About this task:
Repeat all the lines below exactly, but omit the pictures.

Provided data:
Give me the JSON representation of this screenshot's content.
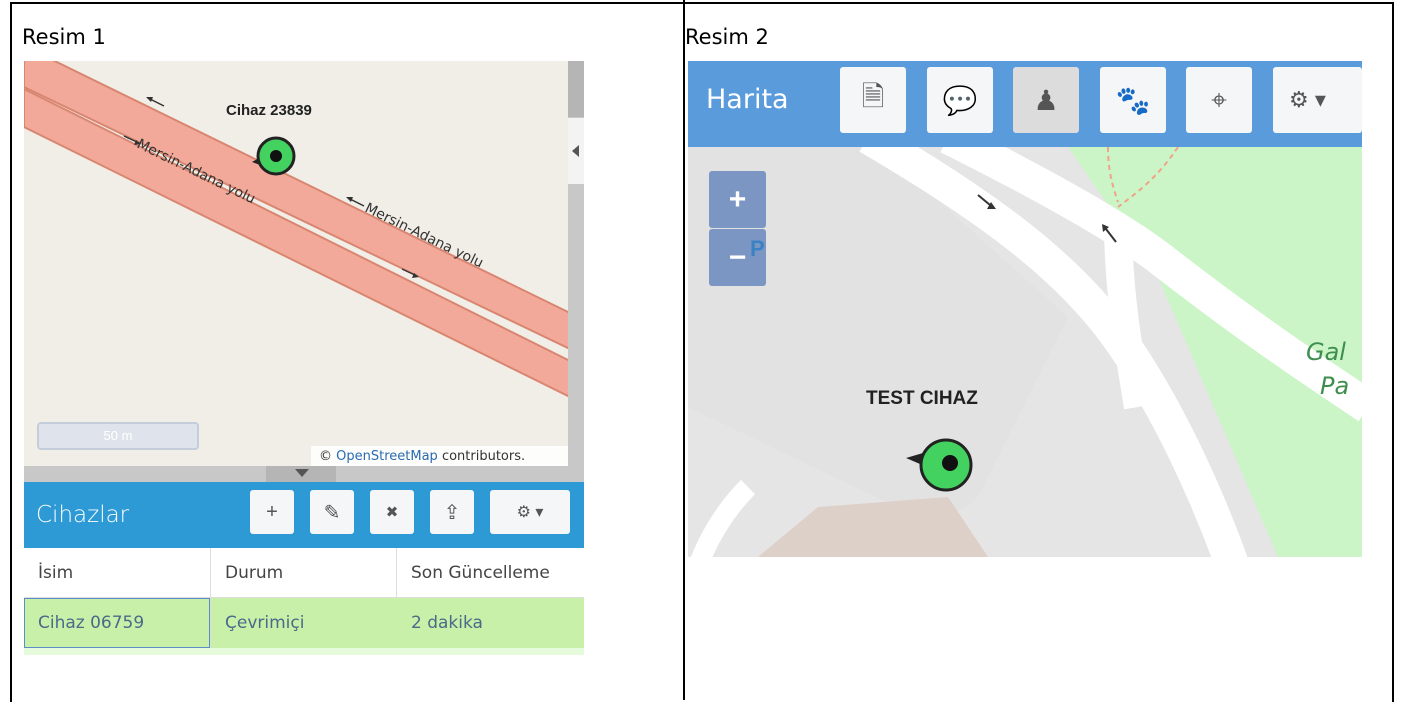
{
  "panels": {
    "left": {
      "caption": "Resim 1",
      "map": {
        "device_label": "Cihaz 23839",
        "road_labels": [
          "Mersin-Adana yolu",
          "Mersin-Adana yolu"
        ],
        "scale": "50 m",
        "attribution_prefix": "© ",
        "attribution_link": "OpenStreetMap",
        "attribution_suffix": " contributors."
      },
      "devices": {
        "title": "Cihazlar",
        "toolbar": [
          {
            "icon": "plus-icon",
            "glyph": "+"
          },
          {
            "icon": "pencil-icon",
            "glyph": "✎"
          },
          {
            "icon": "close-icon",
            "glyph": "✖"
          },
          {
            "icon": "upload-icon",
            "glyph": "⇪"
          },
          {
            "icon": "gear-icon",
            "glyph": "⚙ ▾"
          }
        ],
        "columns": [
          "İsim",
          "Durum",
          "Son Güncelleme"
        ],
        "rows": [
          {
            "name": "Cihaz 06759",
            "status": "Çevrimiçi",
            "last_update": "2 dakika"
          }
        ]
      }
    },
    "right": {
      "caption": "Resim 2",
      "map_bar": {
        "title": "Harita",
        "buttons": [
          {
            "icon": "document-icon",
            "glyph": "🗎"
          },
          {
            "icon": "chat-icon",
            "glyph": "💬"
          },
          {
            "icon": "person-icon",
            "glyph": "♟"
          },
          {
            "icon": "paw-icon",
            "glyph": "🐾"
          },
          {
            "icon": "crosshair-icon",
            "glyph": "⌖"
          },
          {
            "icon": "gear-icon",
            "glyph": "⚙ ▾"
          }
        ]
      },
      "zoom": {
        "in": "+",
        "out": "−"
      },
      "parking_glyph": "P",
      "device_label": "TEST CIHAZ",
      "park_labels": [
        "Gal",
        "Pa"
      ]
    }
  },
  "colors": {
    "devices_bar": "#2d9ad6",
    "map_bar": "#5a9bdc",
    "road_fill": "#f3a99a",
    "road_stroke": "#d98670",
    "marker": "#43d160",
    "selected_row": "#c8f0a8",
    "park": "#cbf5c6"
  }
}
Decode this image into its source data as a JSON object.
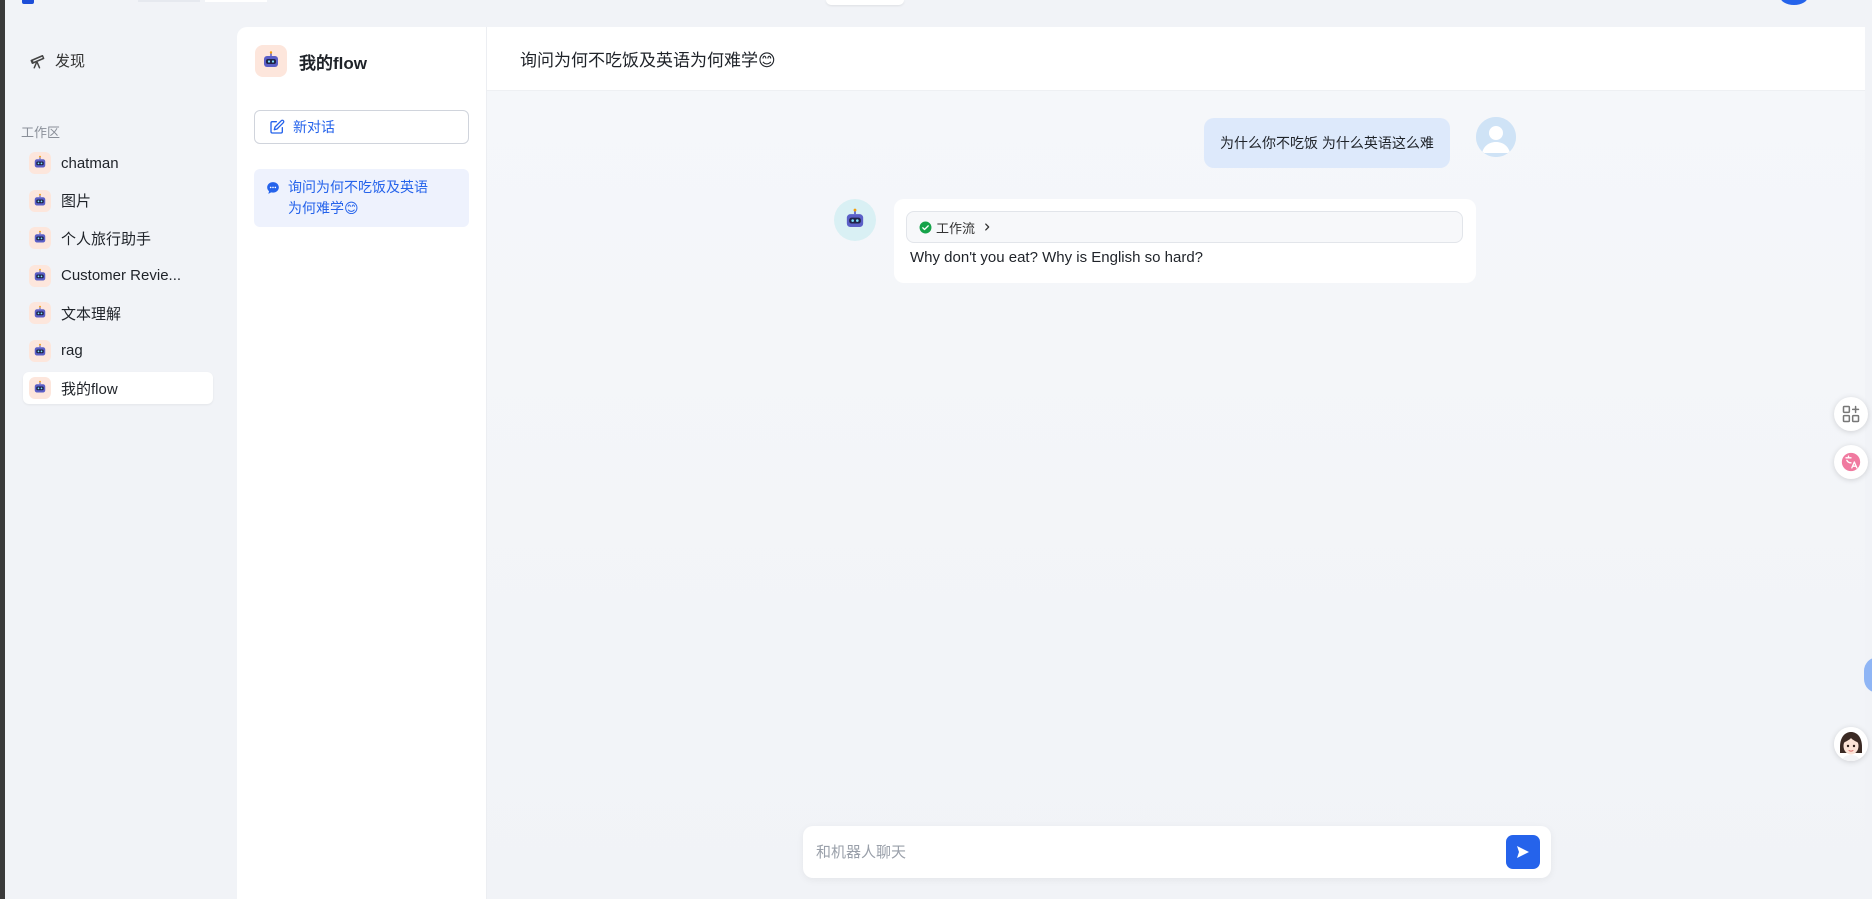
{
  "nav": {
    "discover_label": "发现",
    "workspace_label": "工作区"
  },
  "apps": [
    {
      "label": "chatman"
    },
    {
      "label": "图片"
    },
    {
      "label": "个人旅行助手"
    },
    {
      "label": "Customer Revie..."
    },
    {
      "label": "文本理解"
    },
    {
      "label": "rag"
    },
    {
      "label": "我的flow",
      "active": true
    }
  ],
  "conversation_panel": {
    "app_title": "我的flow",
    "new_chat_label": "新对话",
    "items": [
      {
        "title": "询问为何不吃饭及英语为何难学😊"
      }
    ]
  },
  "chat": {
    "title": "询问为何不吃饭及英语为何难学😊",
    "messages": [
      {
        "role": "user",
        "text": "为什么你不吃饭 为什么英语这么难"
      },
      {
        "role": "bot",
        "workflow_label": "工作流",
        "text": "Why don't you eat? Why is English so hard?"
      }
    ],
    "input_placeholder": "和机器人聊天"
  },
  "colors": {
    "accent": "#2563eb",
    "user_bubble": "#dde9fb",
    "active_conversation": "#eef2fd",
    "success": "#16a34a"
  },
  "icons": {
    "discover": "telescope-icon",
    "new_chat": "edit-icon",
    "conversation": "chat-bubble-icon",
    "send": "send-icon",
    "workflow_status": "check-circle-icon",
    "float_apps": "app-grid-icon",
    "float_translate": "translate-icon",
    "float_assistant": "assistant-avatar-icon"
  }
}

Response:
Give me the JSON representation of this screenshot's content.
{
  "panels": {
    "left": {
      "caption": "Resim 1",
      "map": {
        "device_label": "Cihaz 23839",
        "road_labels": [
          "Mersin-Adana yolu",
          "Mersin-Adana yolu"
        ],
        "scale": "50 m",
        "attribution_prefix": "© ",
        "attribution_link": "OpenStreetMap",
        "attribution_suffix": " contributors."
      },
      "devices": {
        "title": "Cihazlar",
        "toolbar": [
          {
            "icon": "plus-icon",
            "glyph": "+"
          },
          {
            "icon": "pencil-icon",
            "glyph": "✎"
          },
          {
            "icon": "close-icon",
            "glyph": "✖"
          },
          {
            "icon": "upload-icon",
            "glyph": "⇪"
          },
          {
            "icon": "gear-icon",
            "glyph": "⚙ ▾"
          }
        ],
        "columns": [
          "İsim",
          "Durum",
          "Son Güncelleme"
        ],
        "rows": [
          {
            "name": "Cihaz 06759",
            "status": "Çevrimiçi",
            "last_update": "2 dakika"
          }
        ]
      }
    },
    "right": {
      "caption": "Resim 2",
      "map_bar": {
        "title": "Harita",
        "buttons": [
          {
            "icon": "document-icon",
            "glyph": "🗎"
          },
          {
            "icon": "chat-icon",
            "glyph": "💬"
          },
          {
            "icon": "person-icon",
            "glyph": "♟"
          },
          {
            "icon": "paw-icon",
            "glyph": "🐾"
          },
          {
            "icon": "crosshair-icon",
            "glyph": "⌖"
          },
          {
            "icon": "gear-icon",
            "glyph": "⚙ ▾"
          }
        ]
      },
      "zoom": {
        "in": "+",
        "out": "−"
      },
      "parking_glyph": "P",
      "device_label": "TEST CIHAZ",
      "park_labels": [
        "Gal",
        "Pa"
      ]
    }
  },
  "colors": {
    "devices_bar": "#2d9ad6",
    "map_bar": "#5a9bdc",
    "road_fill": "#f3a99a",
    "road_stroke": "#d98670",
    "marker": "#43d160",
    "selected_row": "#c8f0a8",
    "park": "#cbf5c6"
  }
}
Decode this image into its source data as a JSON object.
{
  "nav": {
    "discover_label": "发现",
    "workspace_label": "工作区"
  },
  "apps": [
    {
      "label": "chatman"
    },
    {
      "label": "图片"
    },
    {
      "label": "个人旅行助手"
    },
    {
      "label": "Customer Revie..."
    },
    {
      "label": "文本理解"
    },
    {
      "label": "rag"
    },
    {
      "label": "我的flow",
      "active": true
    }
  ],
  "conversation_panel": {
    "app_title": "我的flow",
    "new_chat_label": "新对话",
    "items": [
      {
        "title": "询问为何不吃饭及英语为何难学😊"
      }
    ]
  },
  "chat": {
    "title": "询问为何不吃饭及英语为何难学😊",
    "messages": [
      {
        "role": "user",
        "text": "为什么你不吃饭 为什么英语这么难"
      },
      {
        "role": "bot",
        "workflow_label": "工作流",
        "text": "Why don't you eat? Why is English so hard?"
      }
    ],
    "input_placeholder": "和机器人聊天"
  },
  "colors": {
    "accent": "#2563eb",
    "user_bubble": "#dde9fb",
    "active_conversation": "#eef2fd",
    "success": "#16a34a"
  },
  "icons": {
    "discover": "telescope-icon",
    "new_chat": "edit-icon",
    "conversation": "chat-bubble-icon",
    "send": "send-icon",
    "workflow_status": "check-circle-icon",
    "float_apps": "app-grid-icon",
    "float_translate": "translate-icon",
    "float_assistant": "assistant-avatar-icon"
  }
}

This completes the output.